┌──

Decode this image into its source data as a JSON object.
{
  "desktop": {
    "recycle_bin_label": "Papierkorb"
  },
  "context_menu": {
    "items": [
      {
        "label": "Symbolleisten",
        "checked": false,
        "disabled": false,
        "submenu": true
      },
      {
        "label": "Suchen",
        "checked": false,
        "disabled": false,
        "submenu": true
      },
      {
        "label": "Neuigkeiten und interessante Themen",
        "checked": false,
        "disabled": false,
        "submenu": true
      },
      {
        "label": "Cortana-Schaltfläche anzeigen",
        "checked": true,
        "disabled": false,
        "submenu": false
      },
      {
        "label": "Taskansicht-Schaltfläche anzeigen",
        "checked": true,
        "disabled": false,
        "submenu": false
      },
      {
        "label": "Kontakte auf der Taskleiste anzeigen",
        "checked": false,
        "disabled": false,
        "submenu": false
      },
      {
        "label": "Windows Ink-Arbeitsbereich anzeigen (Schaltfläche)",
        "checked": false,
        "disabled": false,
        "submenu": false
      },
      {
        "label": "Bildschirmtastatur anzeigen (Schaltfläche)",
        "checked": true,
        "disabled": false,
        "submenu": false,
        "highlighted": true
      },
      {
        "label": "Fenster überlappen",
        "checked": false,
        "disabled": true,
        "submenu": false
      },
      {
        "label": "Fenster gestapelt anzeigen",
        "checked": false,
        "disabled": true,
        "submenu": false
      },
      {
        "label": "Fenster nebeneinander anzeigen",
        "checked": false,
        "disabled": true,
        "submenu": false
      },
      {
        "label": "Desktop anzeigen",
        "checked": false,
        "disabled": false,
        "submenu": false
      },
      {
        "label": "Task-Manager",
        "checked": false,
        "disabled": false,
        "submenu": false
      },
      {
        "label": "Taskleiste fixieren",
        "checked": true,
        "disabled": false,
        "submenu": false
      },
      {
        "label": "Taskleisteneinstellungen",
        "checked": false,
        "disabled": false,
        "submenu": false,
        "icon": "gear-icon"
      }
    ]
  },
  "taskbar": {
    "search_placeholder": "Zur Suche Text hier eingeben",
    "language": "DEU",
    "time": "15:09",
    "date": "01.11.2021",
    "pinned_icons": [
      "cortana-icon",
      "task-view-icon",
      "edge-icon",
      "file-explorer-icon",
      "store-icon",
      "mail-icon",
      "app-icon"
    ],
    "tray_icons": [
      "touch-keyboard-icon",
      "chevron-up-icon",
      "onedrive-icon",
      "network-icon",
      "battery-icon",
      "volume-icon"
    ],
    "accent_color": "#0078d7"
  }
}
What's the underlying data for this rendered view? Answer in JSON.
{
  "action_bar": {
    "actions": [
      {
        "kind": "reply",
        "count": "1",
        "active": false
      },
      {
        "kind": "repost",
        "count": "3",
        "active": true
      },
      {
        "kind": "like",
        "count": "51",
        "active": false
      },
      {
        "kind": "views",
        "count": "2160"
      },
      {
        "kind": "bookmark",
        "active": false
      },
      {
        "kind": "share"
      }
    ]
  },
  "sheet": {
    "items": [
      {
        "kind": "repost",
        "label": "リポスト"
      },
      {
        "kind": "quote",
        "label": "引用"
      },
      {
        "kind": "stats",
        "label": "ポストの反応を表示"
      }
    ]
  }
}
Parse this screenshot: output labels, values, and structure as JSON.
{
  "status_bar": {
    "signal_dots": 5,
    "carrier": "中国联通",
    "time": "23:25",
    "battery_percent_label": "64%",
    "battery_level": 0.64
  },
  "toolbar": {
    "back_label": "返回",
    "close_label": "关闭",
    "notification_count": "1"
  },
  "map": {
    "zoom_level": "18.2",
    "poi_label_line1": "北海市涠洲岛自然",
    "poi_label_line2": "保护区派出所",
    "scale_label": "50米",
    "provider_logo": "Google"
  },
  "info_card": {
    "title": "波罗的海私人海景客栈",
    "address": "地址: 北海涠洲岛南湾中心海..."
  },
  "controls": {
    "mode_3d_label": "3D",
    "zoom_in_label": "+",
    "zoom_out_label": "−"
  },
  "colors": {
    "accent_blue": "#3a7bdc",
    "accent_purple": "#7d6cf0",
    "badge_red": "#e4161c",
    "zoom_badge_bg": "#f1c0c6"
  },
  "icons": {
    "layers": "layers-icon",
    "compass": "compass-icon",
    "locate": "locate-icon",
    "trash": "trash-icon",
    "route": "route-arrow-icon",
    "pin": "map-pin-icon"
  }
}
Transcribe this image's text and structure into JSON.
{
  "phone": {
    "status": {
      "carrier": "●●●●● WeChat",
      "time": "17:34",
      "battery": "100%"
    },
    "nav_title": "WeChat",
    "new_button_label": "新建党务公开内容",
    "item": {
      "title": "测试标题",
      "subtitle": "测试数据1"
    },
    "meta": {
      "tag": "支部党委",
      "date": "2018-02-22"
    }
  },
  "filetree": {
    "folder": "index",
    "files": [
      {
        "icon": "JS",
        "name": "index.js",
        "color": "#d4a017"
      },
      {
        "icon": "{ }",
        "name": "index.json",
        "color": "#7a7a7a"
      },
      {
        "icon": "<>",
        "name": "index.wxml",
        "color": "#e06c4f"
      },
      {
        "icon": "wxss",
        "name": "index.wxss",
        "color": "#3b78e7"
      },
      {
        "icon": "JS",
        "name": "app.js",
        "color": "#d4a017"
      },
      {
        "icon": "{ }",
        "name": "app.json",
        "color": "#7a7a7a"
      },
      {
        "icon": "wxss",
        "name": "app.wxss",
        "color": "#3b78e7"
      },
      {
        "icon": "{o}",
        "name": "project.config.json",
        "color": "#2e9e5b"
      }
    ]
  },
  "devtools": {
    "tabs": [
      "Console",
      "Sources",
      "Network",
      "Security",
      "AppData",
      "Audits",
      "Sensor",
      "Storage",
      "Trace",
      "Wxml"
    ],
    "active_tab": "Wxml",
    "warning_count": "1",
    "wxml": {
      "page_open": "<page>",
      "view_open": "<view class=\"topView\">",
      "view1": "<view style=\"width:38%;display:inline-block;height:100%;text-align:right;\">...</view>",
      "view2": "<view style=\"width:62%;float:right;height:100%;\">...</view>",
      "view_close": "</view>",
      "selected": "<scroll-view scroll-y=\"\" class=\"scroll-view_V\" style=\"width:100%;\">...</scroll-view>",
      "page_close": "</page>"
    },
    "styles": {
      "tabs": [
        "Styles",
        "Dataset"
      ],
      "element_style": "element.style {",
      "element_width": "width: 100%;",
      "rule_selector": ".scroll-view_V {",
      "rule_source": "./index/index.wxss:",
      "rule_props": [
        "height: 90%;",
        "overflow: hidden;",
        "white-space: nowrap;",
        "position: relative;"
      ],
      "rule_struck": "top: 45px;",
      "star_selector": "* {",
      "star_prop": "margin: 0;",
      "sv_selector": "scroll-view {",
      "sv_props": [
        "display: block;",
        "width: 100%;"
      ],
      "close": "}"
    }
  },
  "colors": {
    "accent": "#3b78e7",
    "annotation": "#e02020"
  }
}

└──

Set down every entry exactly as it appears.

Decode this image into its source data as a JSON object.
{
  "desktop": {
    "recycle_bin_label": "Papierkorb"
  },
  "context_menu": {
    "items": [
      {
        "label": "Symbolleisten",
        "checked": false,
        "disabled": false,
        "submenu": true
      },
      {
        "label": "Suchen",
        "checked": false,
        "disabled": false,
        "submenu": true
      },
      {
        "label": "Neuigkeiten und interessante Themen",
        "checked": false,
        "disabled": false,
        "submenu": true
      },
      {
        "label": "Cortana-Schaltfläche anzeigen",
        "checked": true,
        "disabled": false,
        "submenu": false
      },
      {
        "label": "Taskansicht-Schaltfläche anzeigen",
        "checked": true,
        "disabled": false,
        "submenu": false
      },
      {
        "label": "Kontakte auf der Taskleiste anzeigen",
        "checked": false,
        "disabled": false,
        "submenu": false
      },
      {
        "label": "Windows Ink-Arbeitsbereich anzeigen (Schaltfläche)",
        "checked": false,
        "disabled": false,
        "submenu": false
      },
      {
        "label": "Bildschirmtastatur anzeigen (Schaltfläche)",
        "checked": true,
        "disabled": false,
        "submenu": false,
        "highlighted": true
      },
      {
        "label": "Fenster überlappen",
        "checked": false,
        "disabled": true,
        "submenu": false
      },
      {
        "label": "Fenster gestapelt anzeigen",
        "checked": false,
        "disabled": true,
        "submenu": false
      },
      {
        "label": "Fenster nebeneinander anzeigen",
        "checked": false,
        "disabled": true,
        "submenu": false
      },
      {
        "label": "Desktop anzeigen",
        "checked": false,
        "disabled": false,
        "submenu": false
      },
      {
        "label": "Task-Manager",
        "checked": false,
        "disabled": false,
        "submenu": false
      },
      {
        "label": "Taskleiste fixieren",
        "checked": true,
        "disabled": false,
        "submenu": false
      },
      {
        "label": "Taskleisteneinstellungen",
        "checked": false,
        "disabled": false,
        "submenu": false,
        "icon": "gear-icon"
      }
    ]
  },
  "taskbar": {
    "search_placeholder": "Zur Suche Text hier eingeben",
    "language": "DEU",
    "time": "15:09",
    "date": "01.11.2021",
    "pinned_icons": [
      "cortana-icon",
      "task-view-icon",
      "edge-icon",
      "file-explorer-icon",
      "store-icon",
      "mail-icon",
      "app-icon"
    ],
    "tray_icons": [
      "touch-keyboard-icon",
      "chevron-up-icon",
      "onedrive-icon",
      "network-icon",
      "battery-icon",
      "volume-icon"
    ],
    "accent_color": "#0078d7"
  }
}
What's the underlying data for this rendered view? Answer in JSON.
{
  "action_bar": {
    "actions": [
      {
        "kind": "reply",
        "count": "1",
        "active": false
      },
      {
        "kind": "repost",
        "count": "3",
        "active": true
      },
      {
        "kind": "like",
        "count": "51",
        "active": false
      },
      {
        "kind": "views",
        "count": "2160"
      },
      {
        "kind": "bookmark",
        "active": false
      },
      {
        "kind": "share"
      }
    ]
  },
  "sheet": {
    "items": [
      {
        "kind": "repost",
        "label": "リポスト"
      },
      {
        "kind": "quote",
        "label": "引用"
      },
      {
        "kind": "stats",
        "label": "ポストの反応を表示"
      }
    ]
  }
}
Parse this screenshot: output labels, values, and structure as JSON.
{
  "status_bar": {
    "signal_dots": 5,
    "carrier": "中国联通",
    "time": "23:25",
    "battery_percent_label": "64%",
    "battery_level": 0.64
  },
  "toolbar": {
    "back_label": "返回",
    "close_label": "关闭",
    "notification_count": "1"
  },
  "map": {
    "zoom_level": "18.2",
    "poi_label_line1": "北海市涠洲岛自然",
    "poi_label_line2": "保护区派出所",
    "scale_label": "50米",
    "provider_logo": "Google"
  },
  "info_card": {
    "title": "波罗的海私人海景客栈",
    "address": "地址: 北海涠洲岛南湾中心海..."
  },
  "controls": {
    "mode_3d_label": "3D",
    "zoom_in_label": "+",
    "zoom_out_label": "−"
  },
  "colors": {
    "accent_blue": "#3a7bdc",
    "accent_purple": "#7d6cf0",
    "badge_red": "#e4161c",
    "zoom_badge_bg": "#f1c0c6"
  },
  "icons": {
    "layers": "layers-icon",
    "compass": "compass-icon",
    "locate": "locate-icon",
    "trash": "trash-icon",
    "route": "route-arrow-icon",
    "pin": "map-pin-icon"
  }
}
Transcribe this image's text and structure into JSON.
{
  "phone": {
    "status": {
      "carrier": "●●●●● WeChat",
      "time": "17:34",
      "battery": "100%"
    },
    "nav_title": "WeChat",
    "new_button_label": "新建党务公开内容",
    "item": {
      "title": "测试标题",
      "subtitle": "测试数据1"
    },
    "meta": {
      "tag": "支部党委",
      "date": "2018-02-22"
    }
  },
  "filetree": {
    "folder": "index",
    "files": [
      {
        "icon": "JS",
        "name": "index.js",
        "color": "#d4a017"
      },
      {
        "icon": "{ }",
        "name": "index.json",
        "color": "#7a7a7a"
      },
      {
        "icon": "<>",
        "name": "index.wxml",
        "color": "#e06c4f"
      },
      {
        "icon": "wxss",
        "name": "index.wxss",
        "color": "#3b78e7"
      },
      {
        "icon": "JS",
        "name": "app.js",
        "color": "#d4a017"
      },
      {
        "icon": "{ }",
        "name": "app.json",
        "color": "#7a7a7a"
      },
      {
        "icon": "wxss",
        "name": "app.wxss",
        "color": "#3b78e7"
      },
      {
        "icon": "{o}",
        "name": "project.config.json",
        "color": "#2e9e5b"
      }
    ]
  },
  "devtools": {
    "tabs": [
      "Console",
      "Sources",
      "Network",
      "Security",
      "AppData",
      "Audits",
      "Sensor",
      "Storage",
      "Trace",
      "Wxml"
    ],
    "active_tab": "Wxml",
    "warning_count": "1",
    "wxml": {
      "page_open": "<page>",
      "view_open": "<view class=\"topView\">",
      "view1": "<view style=\"width:38%;display:inline-block;height:100%;text-align:right;\">...</view>",
      "view2": "<view style=\"width:62%;float:right;height:100%;\">...</view>",
      "view_close": "</view>",
      "selected": "<scroll-view scroll-y=\"\" class=\"scroll-view_V\" style=\"width:100%;\">...</scroll-view>",
      "page_close": "</page>"
    },
    "styles": {
      "tabs": [
        "Styles",
        "Dataset"
      ],
      "element_style": "element.style {",
      "element_width": "width: 100%;",
      "rule_selector": ".scroll-view_V {",
      "rule_source": "./index/index.wxss:",
      "rule_props": [
        "height: 90%;",
        "overflow: hidden;",
        "white-space: nowrap;",
        "position: relative;"
      ],
      "rule_struck": "top: 45px;",
      "star_selector": "* {",
      "star_prop": "margin: 0;",
      "sv_selector": "scroll-view {",
      "sv_props": [
        "display: block;",
        "width: 100%;"
      ],
      "close": "}"
    }
  },
  "colors": {
    "accent": "#3b78e7",
    "annotation": "#e02020"
  }
}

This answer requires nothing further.